• Problem to solve:
Look through the data below. Show each line where the string "title" occurs.

[Records from a data collection]
______

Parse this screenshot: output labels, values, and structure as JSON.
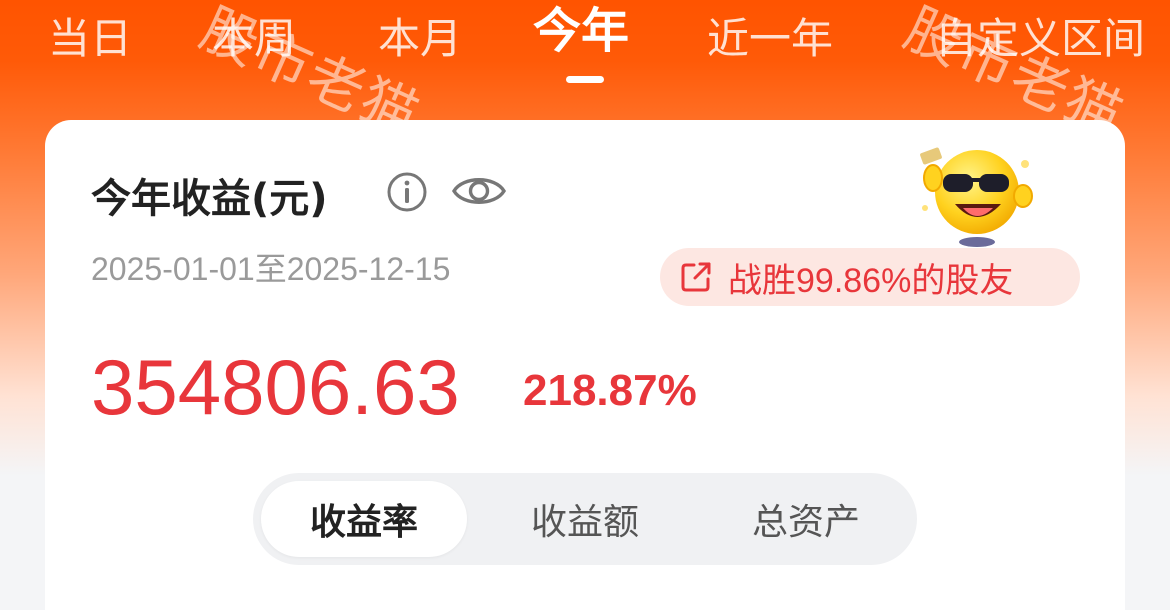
{
  "tabs": [
    {
      "label": "当日"
    },
    {
      "label": "本周"
    },
    {
      "label": "本月"
    },
    {
      "label": "今年"
    },
    {
      "label": "近一年"
    },
    {
      "label": "自定义区间"
    }
  ],
  "active_tab": "今年",
  "watermark": "股市老猫",
  "card": {
    "title": "今年收益(元)",
    "date_range": "2025-01-01至2025-12-15",
    "beat_text": "战胜99.86%的股友",
    "profit_amount": "354806.63",
    "profit_rate": "218.87%",
    "segments": [
      {
        "label": "收益率"
      },
      {
        "label": "收益额"
      },
      {
        "label": "总资产"
      }
    ],
    "active_segment": "收益率"
  },
  "colors": {
    "brand_orange": "#ff5400",
    "profit_red": "#e8363b",
    "badge_bg": "#fde7e2"
  },
  "icons": [
    "info-icon",
    "eye-icon",
    "share-icon",
    "mascot-icon"
  ]
}
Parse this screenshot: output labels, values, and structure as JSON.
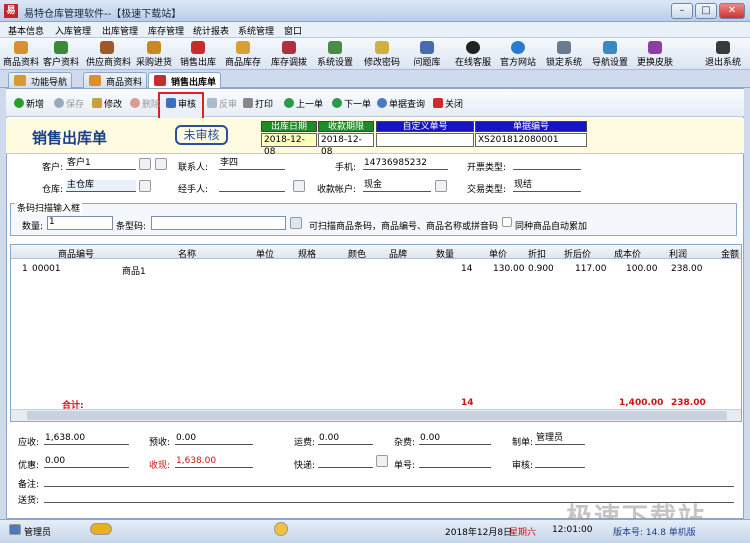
{
  "window": {
    "title": "易特仓库管理软件--【极速下载站】",
    "icon": "易"
  },
  "menu": [
    "基本信息",
    "入库管理",
    "出库管理",
    "库存管理",
    "统计报表",
    "系统管理",
    "窗口"
  ],
  "toolbar": [
    "商品资料",
    "客户资料",
    "供应商资料",
    "采购进货",
    "销售出库",
    "商品库存",
    "库存调拨",
    "系统设置",
    "修改密码",
    "问题库",
    "在线客服",
    "官方网站",
    "锁定系统",
    "导航设置",
    "更换皮肤",
    "退出系统"
  ],
  "tabs": [
    "功能导航",
    "商品资料",
    "销售出库单"
  ],
  "actions": {
    "add": "新增",
    "save": "保存",
    "edit": "修改",
    "delete": "删除",
    "approve": "审核",
    "unapprove": "反审",
    "print": "打印",
    "prev": "上一单",
    "next": "下一单",
    "query": "单据查询",
    "close": "关闭"
  },
  "doc": {
    "title": "销售出库单",
    "stamp": "未审核",
    "header_labels": [
      "出库日期",
      "收款期限",
      "自定义单号",
      "单据编号"
    ],
    "header_values": [
      "2018-12-08",
      "2018-12-08",
      "",
      "XS201812080001"
    ]
  },
  "form": {
    "customer_label": "客户:",
    "customer": "客户1",
    "contact_label": "联系人:",
    "contact": "李四",
    "phone_label": "手机:",
    "phone": "14736985232",
    "invoice_label": "开票类型:",
    "invoice": "",
    "warehouse_label": "仓库:",
    "warehouse": "主仓库",
    "handler_label": "经手人:",
    "handler": "",
    "account_label": "收款帐户:",
    "account": "现金",
    "trade_label": "交易类型:",
    "trade": "现结"
  },
  "scan": {
    "title": "条码扫描输入框",
    "qty_label": "数量:",
    "qty": "1",
    "barcode_label": "条型码:",
    "barcode": "",
    "hint": "可扫描商品条码，商品编号、商品名称或拼音码",
    "accum_label": "同种商品自动累加"
  },
  "grid": {
    "columns": [
      "商品编号",
      "名称",
      "单位",
      "规格",
      "颜色",
      "品牌",
      "数量",
      "单价",
      "折扣",
      "折后价",
      "成本价",
      "利润",
      "金额"
    ],
    "rows": [
      {
        "no": "1",
        "code": "00001",
        "name": "商品1",
        "unit": "",
        "spec": "",
        "color": "",
        "brand": "",
        "qty": "14",
        "price": "130.00",
        "discount": "0.900",
        "after": "117.00",
        "cost": "100.00",
        "profit": "238.00"
      }
    ],
    "total_label": "合计:",
    "total_qty": "14",
    "total_cost": "1,400.00",
    "total_profit": "238.00"
  },
  "footer": {
    "receivable_label": "应收:",
    "receivable": "1,638.00",
    "prepaid_label": "预收:",
    "prepaid": "0.00",
    "freight_label": "运费:",
    "freight": "0.00",
    "misc_label": "杂费:",
    "misc": "0.00",
    "maker_label": "制单:",
    "maker": "管理员",
    "discount_label": "优惠:",
    "discount": "0.00",
    "cash_label": "收现:",
    "cash": "1,638.00",
    "express_label": "快递:",
    "express": "",
    "tracking_label": "单号:",
    "tracking": "",
    "auditor_label": "审核:",
    "auditor": "",
    "remark_label": "备注:",
    "remark": "",
    "shipto_label": "送货:",
    "shipto": ""
  },
  "status": {
    "user": "管理员",
    "date": "2018年12月8日",
    "weekday": "星期六",
    "time": "12:01:00",
    "version": "版本号: 14.8 单机版"
  },
  "watermark": "极速下载站"
}
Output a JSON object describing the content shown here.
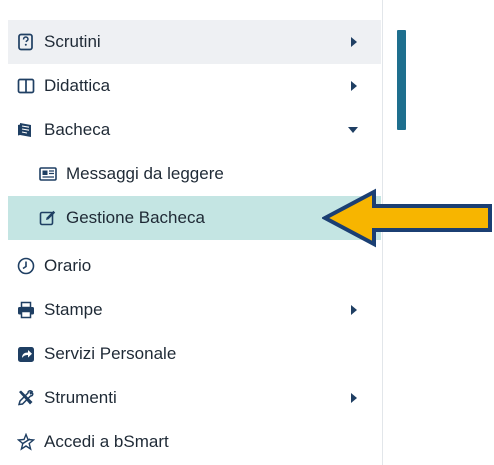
{
  "sidebar": {
    "items": [
      {
        "label": "Scrutini",
        "icon": "scrutini-icon",
        "submenu": true
      },
      {
        "label": "Didattica",
        "icon": "book-icon",
        "submenu": true
      },
      {
        "label": "Bacheca",
        "icon": "bacheca-icon",
        "submenu": "expanded"
      },
      {
        "label": "Messaggi da leggere",
        "icon": "newspaper-icon"
      },
      {
        "label": "Gestione Bacheca",
        "icon": "edit-icon",
        "active": true
      },
      {
        "label": "Orario",
        "icon": "clock-icon"
      },
      {
        "label": "Stampe",
        "icon": "printer-icon",
        "submenu": true
      },
      {
        "label": "Servizi Personale",
        "icon": "share-icon"
      },
      {
        "label": "Strumenti",
        "icon": "tools-icon",
        "submenu": true
      },
      {
        "label": "Accedi a bSmart",
        "icon": "bsmart-icon"
      }
    ]
  },
  "colors": {
    "active_bg": "#c4e5e3",
    "hover_bg": "#eef0f3",
    "accent": "#1e6f8e",
    "icon": "#1f3f63",
    "pointer_fill": "#f7b500",
    "pointer_stroke": "#1b3f73"
  }
}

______

• Response area:
    "title": "今年收益(元)",
    "title": "易特仓库管理软件--【极速下载站】",
    "title": "销售出库单",
    "title": "条码扫描输入框",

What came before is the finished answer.